SharePoint Governance and Information Architecture Master Class Review

It has been a month since I attended Paul Culmsee’s SharePoint Governance and Information Architecture Master Class in Seattle.  I’ve done a lot of thinking during that time, and after reading Michal Pisarek’s review (Michal, who is a SharePoint MVP, was one of the 20 attendees), I felt compelled to blog my thoughts as well.

First of all, thanks to Paul, Erica Toelle and Ruven Gotz (another SharePoint MVP) for making the course happen and all of the content they contributed to the curriculum.  I think the most compelling thing that Paul Culmsee brings to the SharePoint Community is his ability to offer high quality ideas that make you think.  He always backs up his ideas with a lot of research and real-world experience. 

I’ve been following his blog for a couple of years and have read several of the books that he mentions on his blog, as well as in the class.  I’m sure everyone got something different from the class, because there was so much thrown at us in the two days.

I have a business background (marketing specifically), as opposed to an IT background, so my natural view tends to slant towards looking at the business as a whole first, then trying to marry the needs of the business with the available technologies.  Paul’s class opened my eyes to several techniques to make the planning process more efficient and effective in regards to undertaking a collaboration initiative.  For me the following were key takeaways.

1. In order to come up with a good solution to a problem, you need to understand the type of problem you are looking at.  This seems simple enough, but I don’t think I have ever worked with a client that truly understands what type of problem collaboration poses (which is one of the reasons SharePoint projects tend to be so high risk). 

Paul talks about wicked problems in his blog and in this class.  What was interesting to me was getting a better feel for the forces that cause teams to become fragmented, and then how to look at problems in an entirely different way – as spelled out in the Cynefin Framework.  Once you have an understanding of the problem domains the framework identifies, you can utilize the proper leadership approach to solving them – and that is an invaluable perspective.

Cynefin Framework Resources:

2. Because of social complexity, solving a wicked problem is fundamentally a social process.  You have to really think about this one, and understand to offer collaboration solutions that help a company meet their top level strategic goals, you must involve a cross-functional group to reach a shared understanding of what you are trying to accomplish.  Without a shared understanding, you will not gain a shared commitment to the solution.  Without a shared commitment, your project will eventually fail.

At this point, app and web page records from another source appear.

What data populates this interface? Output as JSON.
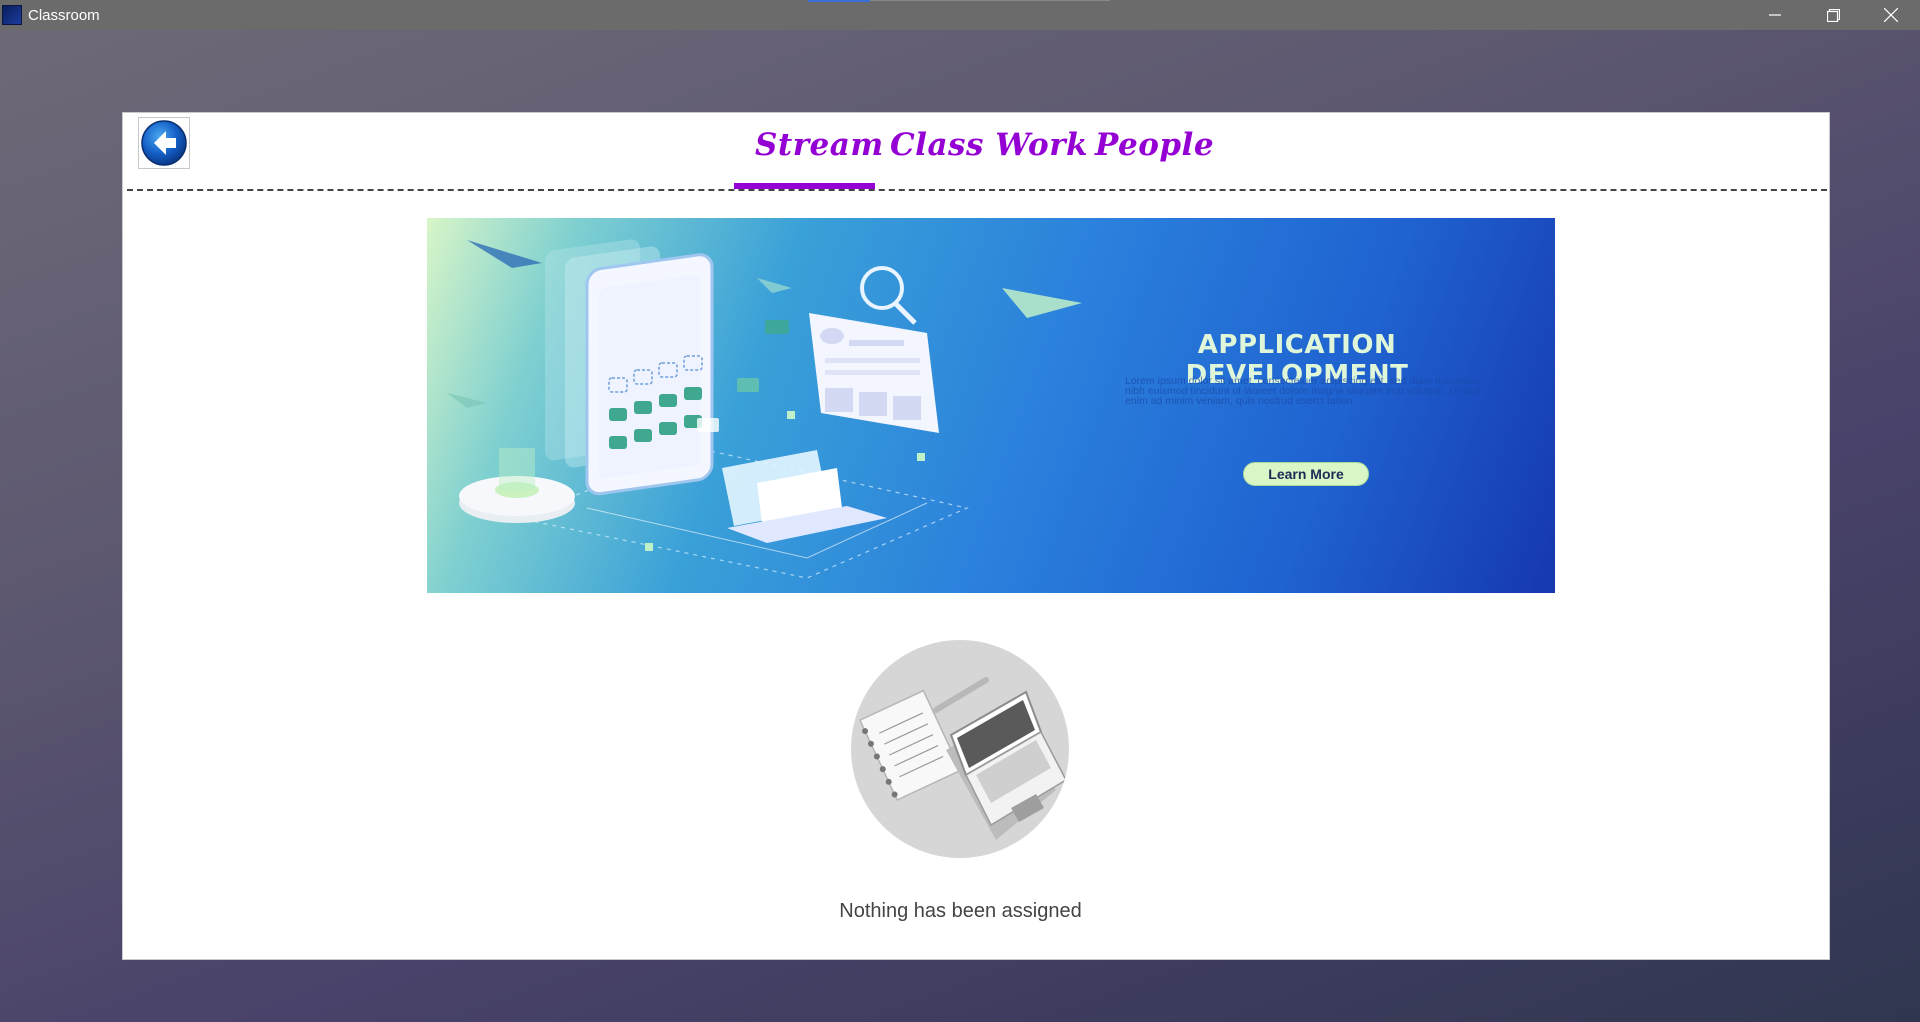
{
  "window": {
    "title": "Classroom",
    "icon": "app-icon",
    "controls": [
      "minimize-icon",
      "restore-icon",
      "close-icon"
    ]
  },
  "nav": {
    "back_icon": "back-arrow-icon",
    "tabs": [
      {
        "label": "Stream",
        "active": true
      },
      {
        "label": "Class Work",
        "active": false
      },
      {
        "label": "People",
        "active": false
      }
    ],
    "accent_color": "#9400d3"
  },
  "banner": {
    "title": "APPLICATION DEVELOPMENT",
    "body": "Lorem ipsum dolor sit amet, consectetuer adipiscing elit, sed diam nonummy nibh euismod tincidunt ut laoreet dolore magna aliquam erat volutpat. Ut wisi enim ad minim veniam, quis nostrud exerci tation",
    "button_label": "Learn More"
  },
  "empty_state": {
    "message": "Nothing has been assigned",
    "illustration": "notebook-and-laptop-illustration"
  }
}
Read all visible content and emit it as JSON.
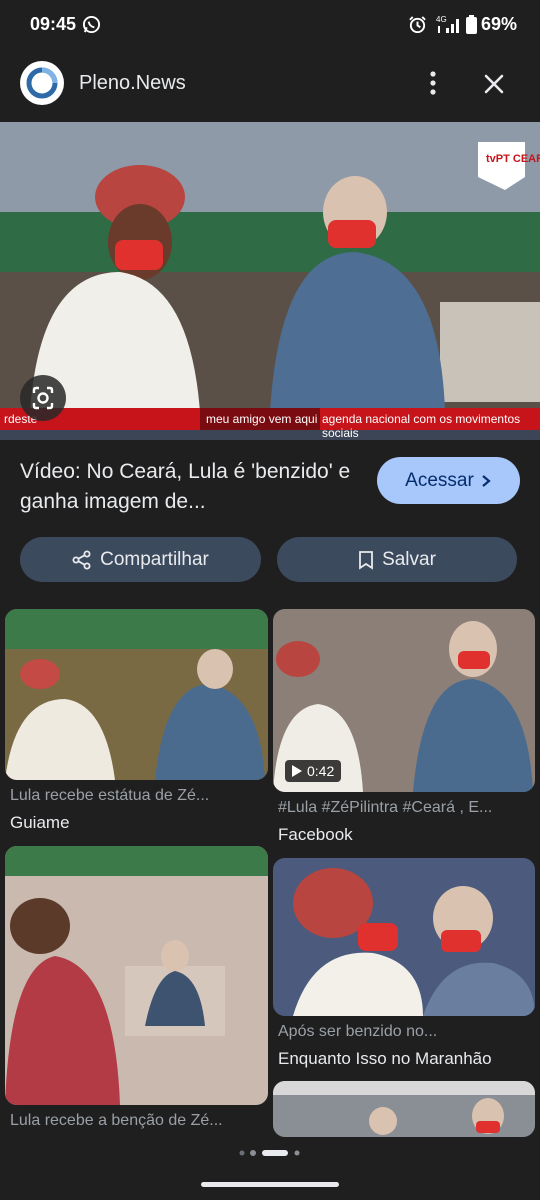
{
  "status_bar": {
    "time": "09:45",
    "network": "4G",
    "battery": "69%"
  },
  "header": {
    "site_name": "Pleno.News"
  },
  "hero": {
    "channel_logo": "tvPT CEARÁ",
    "ticker_left": "rdeste",
    "ticker_mid": "meu amigo vem aqui",
    "ticker_right": "agenda nacional com os movimentos sociais"
  },
  "result": {
    "title": "Vídeo: No Ceará, Lula é 'benzido' e ganha imagem de...",
    "access_label": "Acessar",
    "share_label": "Compartilhar",
    "save_label": "Salvar"
  },
  "grid": [
    {
      "caption": "Lula recebe estátua de Zé...",
      "source": "Guiame"
    },
    {
      "caption": "#Lula #ZéPilintra #Ceará , E...",
      "source": "Facebook",
      "duration": "0:42"
    },
    {
      "caption": "Após ser benzido no...",
      "source": "Enquanto Isso no Maranhão"
    },
    {
      "caption": "Lula recebe a benção de Zé...",
      "source": ""
    }
  ],
  "colors": {
    "background": "#1f1f1f",
    "accent": "#a8c7fa",
    "pill": "#3c4a5e"
  }
}
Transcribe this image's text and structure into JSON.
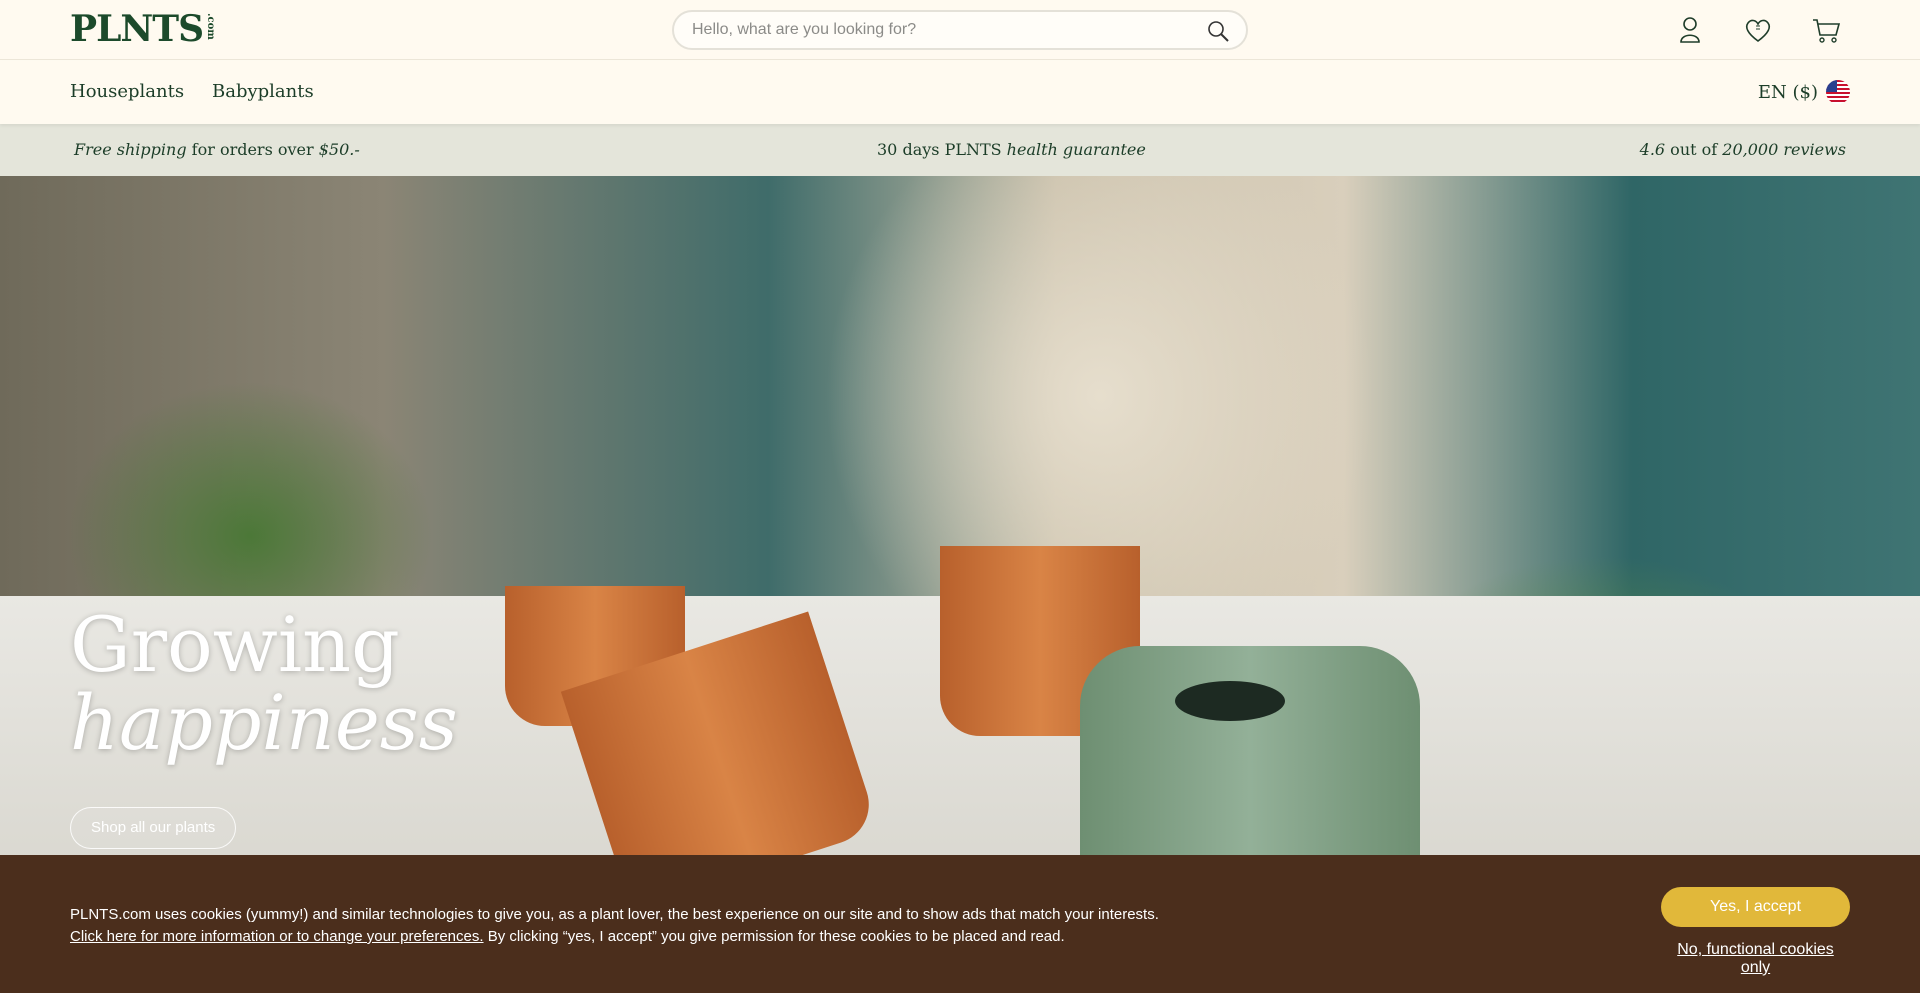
{
  "header": {
    "logo_text": "PLNTS",
    "logo_suffix": ".com",
    "search": {
      "placeholder": "Hello, what are you looking for?"
    },
    "icons": [
      "account-icon",
      "wishlist-heart-icon",
      "cart-icon"
    ]
  },
  "nav": {
    "items": [
      {
        "label": "Houseplants"
      },
      {
        "label": "Babyplants"
      }
    ],
    "language": "EN ($)"
  },
  "usp": {
    "shipping": {
      "emph": "Free shipping",
      "rest": " for orders over ",
      "amount": "$50.-"
    },
    "guarantee": {
      "prefix": "30 days PLNTS ",
      "emph": "health guarantee"
    },
    "reviews": {
      "score": "4.6",
      "mid": " out of ",
      "emph": "20,000 reviews"
    }
  },
  "hero": {
    "title_line1": "Growing",
    "title_line2": "happiness",
    "cta": "Shop all our plants"
  },
  "cookie": {
    "text": "PLNTS.com uses cookies (yummy!) and similar technologies to give you, as a plant lover, the best experience on our site and to show ads that match your interests.",
    "link": "Click here for more information or to change your preferences.",
    "text2": " By clicking “yes, I accept” you give permission for these cookies to be placed and read.",
    "accept": "Yes, I accept",
    "functional": "No, functional cookies only"
  },
  "colors": {
    "brand_green": "#1c4a2b",
    "background": "#fffaf0",
    "usp_bar": "#e4e5da",
    "cookie_bg": "#4b2e1c",
    "accept_yellow": "#e1b83a"
  }
}
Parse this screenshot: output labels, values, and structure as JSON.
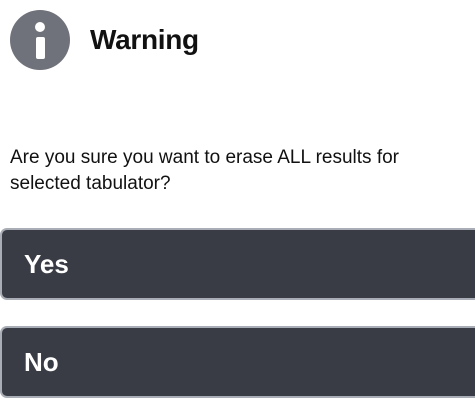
{
  "dialog": {
    "title": "Warning",
    "icon": "info-icon",
    "message": "Are you sure you want to erase ALL results for selected tabulator?",
    "buttons": {
      "yes_label": "Yes",
      "no_label": "No"
    }
  },
  "colors": {
    "icon_bg": "#6f727a",
    "button_bg": "#393c45",
    "button_border": "#a9adb6",
    "text": "#111111"
  }
}
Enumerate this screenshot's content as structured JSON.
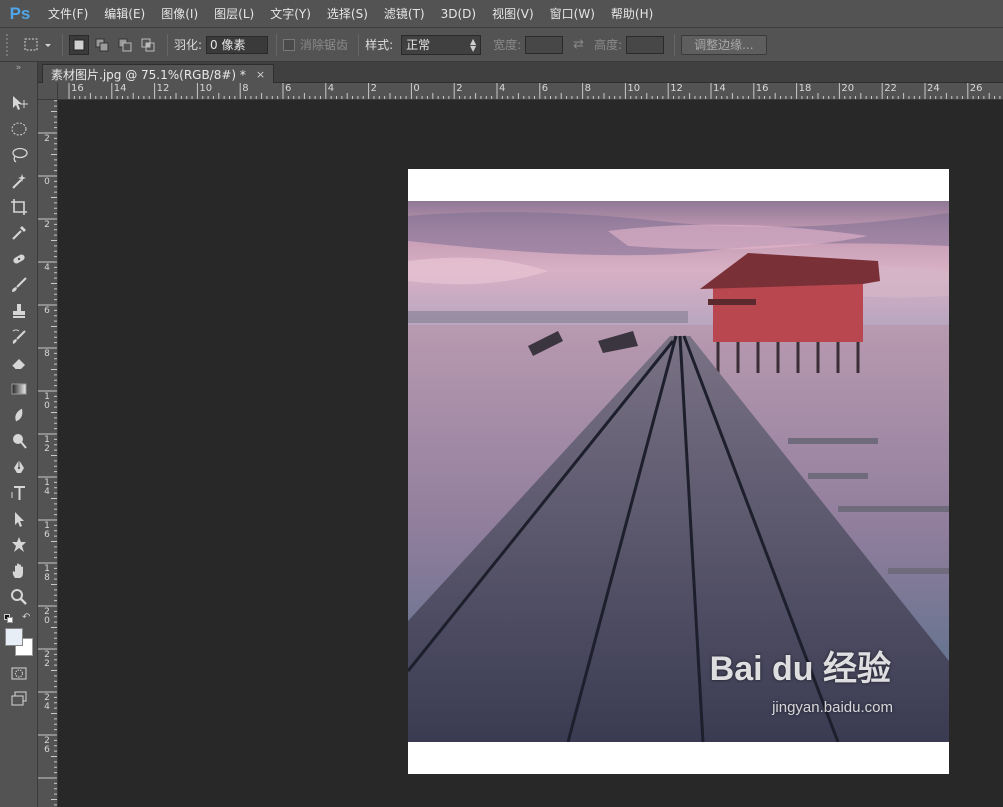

Paul went through several problem structuring methods, but Dialogue Mapping is the one that I have gravitated too since first reading his blog on this topic.  I had already purchased the book by Jeff Conklin, and had created a MindMap template for facilitating sessions with clients.  It takes a litte while to feel comfortable running a session, but you really do see the difference it makes in the interactivity of the meetings.  In addition, you gain a written record of the conversation, so anyone can look at the map and see the rationale behind decisions.  It is great for quickly bringing people up to speed on the topic, or remembering why you are doing what you are doing when you are knee-deep in the project.

As far as business training classes go, this is the best one I have ever attended.  Yes, the topics are tied to making your SharePoint projects more effective, but the course is much more than that.  SharePoint just happens to be the tool that the attendees and the presenters work with on a daily basis, but the topics covered in this class will help you become a better business person.  You will be better equipped to help solve complex problems.  You will have insight into the approaches that are needed based on the type of problem you are facing – and the tools/techniques to utilize to come to a shared understanding.